START Supplied entries

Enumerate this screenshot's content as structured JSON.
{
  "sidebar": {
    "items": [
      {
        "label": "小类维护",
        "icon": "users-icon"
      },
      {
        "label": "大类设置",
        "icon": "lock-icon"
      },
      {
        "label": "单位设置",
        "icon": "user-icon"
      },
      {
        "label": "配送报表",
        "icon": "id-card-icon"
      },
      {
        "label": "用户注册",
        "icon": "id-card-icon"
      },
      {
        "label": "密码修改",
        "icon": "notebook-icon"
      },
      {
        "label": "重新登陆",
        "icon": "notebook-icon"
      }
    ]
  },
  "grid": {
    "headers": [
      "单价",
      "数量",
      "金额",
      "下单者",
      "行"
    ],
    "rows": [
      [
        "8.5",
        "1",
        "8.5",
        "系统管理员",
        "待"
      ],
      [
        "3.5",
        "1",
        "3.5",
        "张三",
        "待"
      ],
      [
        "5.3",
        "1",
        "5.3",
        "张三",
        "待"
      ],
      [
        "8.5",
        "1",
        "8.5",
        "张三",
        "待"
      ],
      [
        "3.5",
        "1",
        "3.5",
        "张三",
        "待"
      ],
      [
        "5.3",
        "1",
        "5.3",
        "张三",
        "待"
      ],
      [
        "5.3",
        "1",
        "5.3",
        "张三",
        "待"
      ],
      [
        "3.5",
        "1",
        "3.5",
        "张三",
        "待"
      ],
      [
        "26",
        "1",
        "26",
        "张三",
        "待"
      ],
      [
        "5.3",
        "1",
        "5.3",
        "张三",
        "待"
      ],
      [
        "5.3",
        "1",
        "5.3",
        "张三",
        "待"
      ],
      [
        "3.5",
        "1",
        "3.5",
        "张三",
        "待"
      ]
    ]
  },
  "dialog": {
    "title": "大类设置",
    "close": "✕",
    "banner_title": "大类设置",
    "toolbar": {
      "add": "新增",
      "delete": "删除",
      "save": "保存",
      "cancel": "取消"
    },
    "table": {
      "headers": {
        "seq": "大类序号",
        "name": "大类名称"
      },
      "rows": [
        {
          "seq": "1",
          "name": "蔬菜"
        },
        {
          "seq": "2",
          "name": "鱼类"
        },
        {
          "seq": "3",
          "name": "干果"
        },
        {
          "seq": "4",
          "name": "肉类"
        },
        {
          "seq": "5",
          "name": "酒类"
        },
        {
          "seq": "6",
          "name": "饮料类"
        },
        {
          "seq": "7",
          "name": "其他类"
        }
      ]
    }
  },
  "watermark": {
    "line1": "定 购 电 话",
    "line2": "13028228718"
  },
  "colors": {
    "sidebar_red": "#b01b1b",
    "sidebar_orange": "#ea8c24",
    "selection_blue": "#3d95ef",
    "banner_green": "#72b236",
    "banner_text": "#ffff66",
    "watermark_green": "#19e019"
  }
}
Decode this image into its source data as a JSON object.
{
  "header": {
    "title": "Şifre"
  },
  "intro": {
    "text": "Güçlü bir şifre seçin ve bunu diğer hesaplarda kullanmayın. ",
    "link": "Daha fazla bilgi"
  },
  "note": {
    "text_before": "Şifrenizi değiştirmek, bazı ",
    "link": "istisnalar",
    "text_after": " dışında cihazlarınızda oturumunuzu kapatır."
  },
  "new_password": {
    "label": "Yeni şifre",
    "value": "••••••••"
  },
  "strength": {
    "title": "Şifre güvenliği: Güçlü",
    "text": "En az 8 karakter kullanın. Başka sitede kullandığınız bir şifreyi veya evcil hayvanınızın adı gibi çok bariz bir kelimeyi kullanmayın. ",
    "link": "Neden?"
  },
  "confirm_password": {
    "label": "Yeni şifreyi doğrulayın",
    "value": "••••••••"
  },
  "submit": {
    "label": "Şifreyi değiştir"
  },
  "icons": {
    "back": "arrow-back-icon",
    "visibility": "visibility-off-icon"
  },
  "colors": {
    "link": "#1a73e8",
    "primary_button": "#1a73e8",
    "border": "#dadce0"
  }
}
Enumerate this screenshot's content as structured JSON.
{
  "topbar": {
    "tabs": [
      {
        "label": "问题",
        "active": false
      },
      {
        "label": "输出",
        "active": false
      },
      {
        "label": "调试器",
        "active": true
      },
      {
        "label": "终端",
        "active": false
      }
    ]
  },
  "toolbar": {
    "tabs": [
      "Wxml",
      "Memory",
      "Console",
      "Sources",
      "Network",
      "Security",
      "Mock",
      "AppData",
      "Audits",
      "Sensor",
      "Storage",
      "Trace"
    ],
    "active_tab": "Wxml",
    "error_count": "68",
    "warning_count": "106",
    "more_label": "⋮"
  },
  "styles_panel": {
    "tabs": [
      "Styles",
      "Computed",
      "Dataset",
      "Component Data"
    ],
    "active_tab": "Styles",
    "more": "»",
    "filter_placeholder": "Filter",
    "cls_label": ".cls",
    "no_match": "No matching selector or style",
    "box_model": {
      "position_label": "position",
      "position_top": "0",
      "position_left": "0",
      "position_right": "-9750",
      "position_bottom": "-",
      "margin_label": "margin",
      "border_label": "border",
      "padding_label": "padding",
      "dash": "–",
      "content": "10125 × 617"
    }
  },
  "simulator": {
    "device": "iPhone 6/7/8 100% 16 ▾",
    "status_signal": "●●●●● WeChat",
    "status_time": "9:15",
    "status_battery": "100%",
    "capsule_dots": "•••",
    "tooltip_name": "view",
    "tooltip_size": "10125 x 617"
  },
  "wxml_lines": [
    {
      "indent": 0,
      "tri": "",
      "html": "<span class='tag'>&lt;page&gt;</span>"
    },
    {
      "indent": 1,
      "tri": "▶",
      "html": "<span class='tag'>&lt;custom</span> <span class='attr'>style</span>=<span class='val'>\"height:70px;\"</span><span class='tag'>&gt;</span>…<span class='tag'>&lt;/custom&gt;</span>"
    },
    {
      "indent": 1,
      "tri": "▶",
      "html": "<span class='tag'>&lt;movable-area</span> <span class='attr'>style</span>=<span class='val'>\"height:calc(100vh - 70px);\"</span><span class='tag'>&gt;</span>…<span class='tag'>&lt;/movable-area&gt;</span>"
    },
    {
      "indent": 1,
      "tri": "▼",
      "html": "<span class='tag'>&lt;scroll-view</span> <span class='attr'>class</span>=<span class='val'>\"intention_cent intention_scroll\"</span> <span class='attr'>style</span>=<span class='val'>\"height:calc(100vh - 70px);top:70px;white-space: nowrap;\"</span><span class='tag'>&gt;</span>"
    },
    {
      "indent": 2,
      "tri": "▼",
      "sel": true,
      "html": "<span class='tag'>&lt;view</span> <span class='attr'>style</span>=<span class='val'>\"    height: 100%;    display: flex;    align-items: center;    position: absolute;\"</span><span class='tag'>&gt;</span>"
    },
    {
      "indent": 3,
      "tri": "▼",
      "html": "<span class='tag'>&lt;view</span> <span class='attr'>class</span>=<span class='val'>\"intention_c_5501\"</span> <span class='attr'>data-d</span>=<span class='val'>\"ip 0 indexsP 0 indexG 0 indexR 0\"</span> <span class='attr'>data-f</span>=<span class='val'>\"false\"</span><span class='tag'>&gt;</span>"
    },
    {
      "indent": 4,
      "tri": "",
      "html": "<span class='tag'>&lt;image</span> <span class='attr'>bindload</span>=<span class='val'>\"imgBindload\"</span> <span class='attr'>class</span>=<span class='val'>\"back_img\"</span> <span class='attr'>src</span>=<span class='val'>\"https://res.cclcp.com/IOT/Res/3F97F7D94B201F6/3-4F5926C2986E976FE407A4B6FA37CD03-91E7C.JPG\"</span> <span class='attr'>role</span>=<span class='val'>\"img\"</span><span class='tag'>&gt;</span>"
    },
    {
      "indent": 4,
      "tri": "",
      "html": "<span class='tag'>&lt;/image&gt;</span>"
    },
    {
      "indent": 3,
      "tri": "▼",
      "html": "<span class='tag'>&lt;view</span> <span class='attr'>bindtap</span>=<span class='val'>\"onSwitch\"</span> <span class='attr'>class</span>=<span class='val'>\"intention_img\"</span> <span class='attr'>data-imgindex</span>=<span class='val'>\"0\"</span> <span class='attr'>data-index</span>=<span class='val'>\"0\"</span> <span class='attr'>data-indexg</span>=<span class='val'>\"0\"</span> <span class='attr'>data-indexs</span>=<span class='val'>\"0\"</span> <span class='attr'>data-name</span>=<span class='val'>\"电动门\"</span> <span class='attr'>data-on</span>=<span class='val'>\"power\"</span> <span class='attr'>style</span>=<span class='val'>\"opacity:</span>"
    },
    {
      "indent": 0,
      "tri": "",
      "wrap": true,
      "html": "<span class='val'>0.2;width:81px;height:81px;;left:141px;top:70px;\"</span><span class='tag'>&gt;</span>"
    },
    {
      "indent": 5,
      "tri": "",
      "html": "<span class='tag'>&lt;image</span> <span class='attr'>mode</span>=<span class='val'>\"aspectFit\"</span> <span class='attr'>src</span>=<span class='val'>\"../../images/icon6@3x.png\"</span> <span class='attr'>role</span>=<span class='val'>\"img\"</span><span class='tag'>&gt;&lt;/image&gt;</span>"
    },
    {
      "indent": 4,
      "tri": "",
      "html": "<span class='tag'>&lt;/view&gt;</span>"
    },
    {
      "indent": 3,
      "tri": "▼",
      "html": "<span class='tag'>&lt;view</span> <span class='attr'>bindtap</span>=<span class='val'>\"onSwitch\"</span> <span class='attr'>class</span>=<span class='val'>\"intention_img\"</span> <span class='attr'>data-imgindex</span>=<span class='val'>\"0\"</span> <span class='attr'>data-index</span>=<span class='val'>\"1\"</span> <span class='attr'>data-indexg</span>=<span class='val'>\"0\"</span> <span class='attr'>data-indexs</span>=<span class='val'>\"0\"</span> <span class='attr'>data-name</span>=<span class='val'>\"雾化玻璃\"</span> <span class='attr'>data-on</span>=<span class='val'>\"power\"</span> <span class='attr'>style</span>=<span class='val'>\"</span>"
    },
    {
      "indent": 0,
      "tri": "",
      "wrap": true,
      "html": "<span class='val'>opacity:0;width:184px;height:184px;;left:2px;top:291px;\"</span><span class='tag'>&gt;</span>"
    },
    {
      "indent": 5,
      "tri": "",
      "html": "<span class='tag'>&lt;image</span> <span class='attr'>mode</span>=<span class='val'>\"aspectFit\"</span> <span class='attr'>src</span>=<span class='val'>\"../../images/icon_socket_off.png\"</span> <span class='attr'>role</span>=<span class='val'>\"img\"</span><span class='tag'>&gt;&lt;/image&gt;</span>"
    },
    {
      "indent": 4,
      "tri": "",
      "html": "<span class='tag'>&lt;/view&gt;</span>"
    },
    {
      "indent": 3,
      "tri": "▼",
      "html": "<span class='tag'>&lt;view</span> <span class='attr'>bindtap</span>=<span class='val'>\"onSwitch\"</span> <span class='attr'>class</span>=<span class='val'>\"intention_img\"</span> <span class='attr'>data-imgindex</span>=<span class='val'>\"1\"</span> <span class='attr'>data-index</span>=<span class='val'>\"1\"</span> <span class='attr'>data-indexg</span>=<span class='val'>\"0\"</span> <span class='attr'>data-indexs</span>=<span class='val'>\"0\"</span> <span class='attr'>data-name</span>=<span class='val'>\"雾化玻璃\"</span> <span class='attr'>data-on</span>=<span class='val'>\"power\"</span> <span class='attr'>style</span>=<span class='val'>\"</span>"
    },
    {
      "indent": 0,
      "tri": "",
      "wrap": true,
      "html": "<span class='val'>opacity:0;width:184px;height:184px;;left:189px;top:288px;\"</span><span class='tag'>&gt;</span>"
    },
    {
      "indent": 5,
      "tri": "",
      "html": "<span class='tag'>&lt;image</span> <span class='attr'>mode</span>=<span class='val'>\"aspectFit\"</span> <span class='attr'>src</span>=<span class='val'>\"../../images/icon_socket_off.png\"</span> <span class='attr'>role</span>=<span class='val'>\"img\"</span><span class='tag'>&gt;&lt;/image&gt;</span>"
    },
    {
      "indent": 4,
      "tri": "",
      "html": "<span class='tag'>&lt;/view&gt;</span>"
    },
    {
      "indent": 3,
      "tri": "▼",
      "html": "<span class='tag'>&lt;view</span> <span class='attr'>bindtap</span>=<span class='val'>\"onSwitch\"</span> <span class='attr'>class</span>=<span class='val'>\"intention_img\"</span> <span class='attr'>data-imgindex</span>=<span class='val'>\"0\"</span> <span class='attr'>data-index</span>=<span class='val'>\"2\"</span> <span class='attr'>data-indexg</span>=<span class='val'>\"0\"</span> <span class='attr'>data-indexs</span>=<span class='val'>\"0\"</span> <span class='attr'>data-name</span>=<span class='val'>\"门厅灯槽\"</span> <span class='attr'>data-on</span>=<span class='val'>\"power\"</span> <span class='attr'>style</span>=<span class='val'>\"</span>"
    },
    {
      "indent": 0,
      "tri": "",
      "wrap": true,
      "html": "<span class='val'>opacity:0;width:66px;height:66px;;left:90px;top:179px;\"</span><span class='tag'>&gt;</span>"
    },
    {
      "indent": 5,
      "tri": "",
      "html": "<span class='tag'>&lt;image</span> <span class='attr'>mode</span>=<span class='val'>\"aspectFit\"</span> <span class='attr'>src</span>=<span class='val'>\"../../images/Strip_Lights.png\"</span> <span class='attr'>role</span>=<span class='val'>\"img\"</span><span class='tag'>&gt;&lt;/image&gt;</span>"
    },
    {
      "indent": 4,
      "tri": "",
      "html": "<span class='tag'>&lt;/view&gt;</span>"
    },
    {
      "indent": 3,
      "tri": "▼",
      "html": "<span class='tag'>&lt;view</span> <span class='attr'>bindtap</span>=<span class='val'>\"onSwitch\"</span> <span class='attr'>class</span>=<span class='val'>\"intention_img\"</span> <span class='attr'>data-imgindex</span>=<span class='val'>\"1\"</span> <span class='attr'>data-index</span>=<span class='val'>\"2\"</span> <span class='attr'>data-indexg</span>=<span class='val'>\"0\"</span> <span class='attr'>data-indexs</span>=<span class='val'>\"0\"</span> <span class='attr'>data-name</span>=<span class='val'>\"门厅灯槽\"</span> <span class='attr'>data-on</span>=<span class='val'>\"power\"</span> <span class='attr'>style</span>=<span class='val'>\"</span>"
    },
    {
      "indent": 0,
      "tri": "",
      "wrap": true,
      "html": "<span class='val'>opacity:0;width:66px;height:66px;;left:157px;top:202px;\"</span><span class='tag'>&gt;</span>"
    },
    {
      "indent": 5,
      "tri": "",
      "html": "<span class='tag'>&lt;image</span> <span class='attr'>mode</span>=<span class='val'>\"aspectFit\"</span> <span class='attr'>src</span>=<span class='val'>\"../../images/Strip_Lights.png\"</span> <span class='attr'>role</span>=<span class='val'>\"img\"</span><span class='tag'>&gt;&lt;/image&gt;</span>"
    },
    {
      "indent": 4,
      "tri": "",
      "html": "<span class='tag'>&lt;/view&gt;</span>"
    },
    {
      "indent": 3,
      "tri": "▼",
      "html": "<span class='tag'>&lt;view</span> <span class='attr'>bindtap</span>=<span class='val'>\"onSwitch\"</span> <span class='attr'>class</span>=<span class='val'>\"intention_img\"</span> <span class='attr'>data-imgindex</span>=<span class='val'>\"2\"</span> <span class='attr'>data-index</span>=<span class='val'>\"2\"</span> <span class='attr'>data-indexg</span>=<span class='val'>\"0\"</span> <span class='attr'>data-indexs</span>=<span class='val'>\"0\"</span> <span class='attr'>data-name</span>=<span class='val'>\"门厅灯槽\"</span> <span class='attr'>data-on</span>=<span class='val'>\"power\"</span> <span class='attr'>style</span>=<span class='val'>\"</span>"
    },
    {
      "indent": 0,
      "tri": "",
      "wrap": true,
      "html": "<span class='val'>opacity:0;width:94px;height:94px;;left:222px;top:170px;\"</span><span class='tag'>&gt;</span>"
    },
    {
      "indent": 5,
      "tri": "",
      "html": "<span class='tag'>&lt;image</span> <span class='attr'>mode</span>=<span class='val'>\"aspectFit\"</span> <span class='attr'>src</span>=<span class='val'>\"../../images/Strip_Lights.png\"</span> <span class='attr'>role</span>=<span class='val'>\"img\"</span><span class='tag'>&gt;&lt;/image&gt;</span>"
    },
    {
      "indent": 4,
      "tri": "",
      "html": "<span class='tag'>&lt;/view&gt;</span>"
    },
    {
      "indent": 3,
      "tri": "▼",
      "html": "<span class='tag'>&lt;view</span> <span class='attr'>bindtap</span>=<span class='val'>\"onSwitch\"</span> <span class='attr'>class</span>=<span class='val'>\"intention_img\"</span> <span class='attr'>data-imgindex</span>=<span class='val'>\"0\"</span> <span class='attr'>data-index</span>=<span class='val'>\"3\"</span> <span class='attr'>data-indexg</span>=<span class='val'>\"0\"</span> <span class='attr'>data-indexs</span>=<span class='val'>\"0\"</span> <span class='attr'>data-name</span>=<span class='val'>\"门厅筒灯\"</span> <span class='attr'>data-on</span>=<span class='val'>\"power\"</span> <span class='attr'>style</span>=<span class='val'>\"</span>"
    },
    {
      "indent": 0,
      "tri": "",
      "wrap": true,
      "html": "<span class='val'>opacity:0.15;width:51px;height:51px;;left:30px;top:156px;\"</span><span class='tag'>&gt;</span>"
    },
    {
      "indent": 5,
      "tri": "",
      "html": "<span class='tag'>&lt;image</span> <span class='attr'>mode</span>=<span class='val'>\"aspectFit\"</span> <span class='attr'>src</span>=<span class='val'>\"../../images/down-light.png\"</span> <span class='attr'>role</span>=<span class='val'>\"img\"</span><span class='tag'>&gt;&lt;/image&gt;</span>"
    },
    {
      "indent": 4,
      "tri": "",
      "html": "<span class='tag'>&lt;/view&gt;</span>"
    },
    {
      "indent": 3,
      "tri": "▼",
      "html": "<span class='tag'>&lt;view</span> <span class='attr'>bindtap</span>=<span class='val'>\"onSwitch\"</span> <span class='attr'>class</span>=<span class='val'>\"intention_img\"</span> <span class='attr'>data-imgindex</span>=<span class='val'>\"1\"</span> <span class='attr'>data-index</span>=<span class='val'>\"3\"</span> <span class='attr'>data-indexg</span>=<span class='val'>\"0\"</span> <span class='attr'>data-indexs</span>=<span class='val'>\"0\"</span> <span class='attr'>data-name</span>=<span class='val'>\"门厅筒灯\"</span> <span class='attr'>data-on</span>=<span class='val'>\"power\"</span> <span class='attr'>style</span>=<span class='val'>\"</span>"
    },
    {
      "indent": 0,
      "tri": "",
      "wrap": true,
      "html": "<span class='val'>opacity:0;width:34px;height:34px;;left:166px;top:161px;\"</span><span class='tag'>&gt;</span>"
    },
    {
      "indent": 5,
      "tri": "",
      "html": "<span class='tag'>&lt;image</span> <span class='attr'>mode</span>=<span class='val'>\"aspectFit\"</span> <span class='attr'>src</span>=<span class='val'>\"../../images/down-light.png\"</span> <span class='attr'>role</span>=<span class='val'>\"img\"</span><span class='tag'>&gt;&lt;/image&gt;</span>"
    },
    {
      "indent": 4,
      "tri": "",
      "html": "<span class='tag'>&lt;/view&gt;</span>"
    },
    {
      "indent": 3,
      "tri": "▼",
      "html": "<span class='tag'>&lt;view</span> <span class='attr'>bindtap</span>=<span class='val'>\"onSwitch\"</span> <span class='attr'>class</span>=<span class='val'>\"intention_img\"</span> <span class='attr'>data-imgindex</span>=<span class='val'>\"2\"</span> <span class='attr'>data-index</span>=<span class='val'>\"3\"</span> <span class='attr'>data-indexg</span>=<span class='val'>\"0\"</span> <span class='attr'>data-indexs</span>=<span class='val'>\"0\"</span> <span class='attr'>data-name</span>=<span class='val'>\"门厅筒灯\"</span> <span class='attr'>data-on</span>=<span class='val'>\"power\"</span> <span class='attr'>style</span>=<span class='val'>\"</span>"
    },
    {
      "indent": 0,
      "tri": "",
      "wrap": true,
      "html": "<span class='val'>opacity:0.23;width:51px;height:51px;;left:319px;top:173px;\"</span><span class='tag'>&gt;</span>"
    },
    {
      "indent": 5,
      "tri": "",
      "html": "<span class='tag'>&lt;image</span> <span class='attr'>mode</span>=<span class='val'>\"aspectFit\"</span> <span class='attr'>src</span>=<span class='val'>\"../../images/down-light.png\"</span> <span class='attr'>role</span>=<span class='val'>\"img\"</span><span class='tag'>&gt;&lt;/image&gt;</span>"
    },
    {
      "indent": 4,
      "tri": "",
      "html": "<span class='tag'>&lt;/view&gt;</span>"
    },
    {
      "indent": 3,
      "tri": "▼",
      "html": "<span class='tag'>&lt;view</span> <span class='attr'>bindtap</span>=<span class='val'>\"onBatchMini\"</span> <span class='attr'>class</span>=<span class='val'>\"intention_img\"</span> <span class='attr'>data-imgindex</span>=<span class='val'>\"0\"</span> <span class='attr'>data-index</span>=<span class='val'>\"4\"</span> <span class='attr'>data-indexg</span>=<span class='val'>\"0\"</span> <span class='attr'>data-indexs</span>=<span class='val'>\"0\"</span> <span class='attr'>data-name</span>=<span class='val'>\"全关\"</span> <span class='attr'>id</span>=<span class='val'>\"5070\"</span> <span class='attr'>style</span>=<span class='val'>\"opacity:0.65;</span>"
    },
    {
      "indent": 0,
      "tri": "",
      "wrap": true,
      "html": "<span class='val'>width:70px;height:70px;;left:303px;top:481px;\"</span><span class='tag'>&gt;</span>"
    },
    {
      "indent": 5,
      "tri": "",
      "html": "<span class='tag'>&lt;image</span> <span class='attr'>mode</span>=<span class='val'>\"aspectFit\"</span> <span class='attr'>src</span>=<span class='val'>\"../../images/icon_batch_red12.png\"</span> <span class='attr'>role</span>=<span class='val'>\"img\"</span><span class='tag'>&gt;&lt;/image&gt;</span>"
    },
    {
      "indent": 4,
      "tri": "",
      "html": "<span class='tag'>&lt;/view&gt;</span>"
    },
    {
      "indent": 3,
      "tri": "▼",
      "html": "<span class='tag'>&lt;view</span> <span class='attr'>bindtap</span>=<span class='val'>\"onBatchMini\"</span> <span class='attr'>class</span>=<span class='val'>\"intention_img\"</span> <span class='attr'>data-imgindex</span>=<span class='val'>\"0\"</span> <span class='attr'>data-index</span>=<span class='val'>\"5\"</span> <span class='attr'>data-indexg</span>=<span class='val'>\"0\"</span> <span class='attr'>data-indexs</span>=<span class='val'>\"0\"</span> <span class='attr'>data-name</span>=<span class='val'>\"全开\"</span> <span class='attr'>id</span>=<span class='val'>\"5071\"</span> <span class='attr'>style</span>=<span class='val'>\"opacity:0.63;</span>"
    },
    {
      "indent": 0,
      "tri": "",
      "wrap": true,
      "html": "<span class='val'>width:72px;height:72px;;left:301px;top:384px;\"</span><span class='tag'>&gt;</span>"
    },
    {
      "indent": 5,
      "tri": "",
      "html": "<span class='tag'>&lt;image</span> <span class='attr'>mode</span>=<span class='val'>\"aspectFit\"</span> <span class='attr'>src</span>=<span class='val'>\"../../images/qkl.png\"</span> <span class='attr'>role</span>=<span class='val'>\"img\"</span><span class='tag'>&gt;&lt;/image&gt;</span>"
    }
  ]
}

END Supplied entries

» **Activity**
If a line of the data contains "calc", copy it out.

» **Answer box**
      "html": "<span class='tag'>&lt;movable-area</span> <span class='attr'>style</span>=<span class='val'>\"height:calc(100vh - 70px);\"</span><span class='tag'>&gt;</span>…<span class='tag'>&lt;/movable-area&gt;</span>"
      "html": "<span class='tag'>&lt;scroll-view</span> <span class='attr'>class</span>=<span class='val'>\"intention_cent intention_scroll\"</span> <span class='attr'>style</span>=<span class='val'>\"height:calc(100vh - 70px);top:70px;white-space: nowrap;\"</span><span class='tag'>&gt;</span>"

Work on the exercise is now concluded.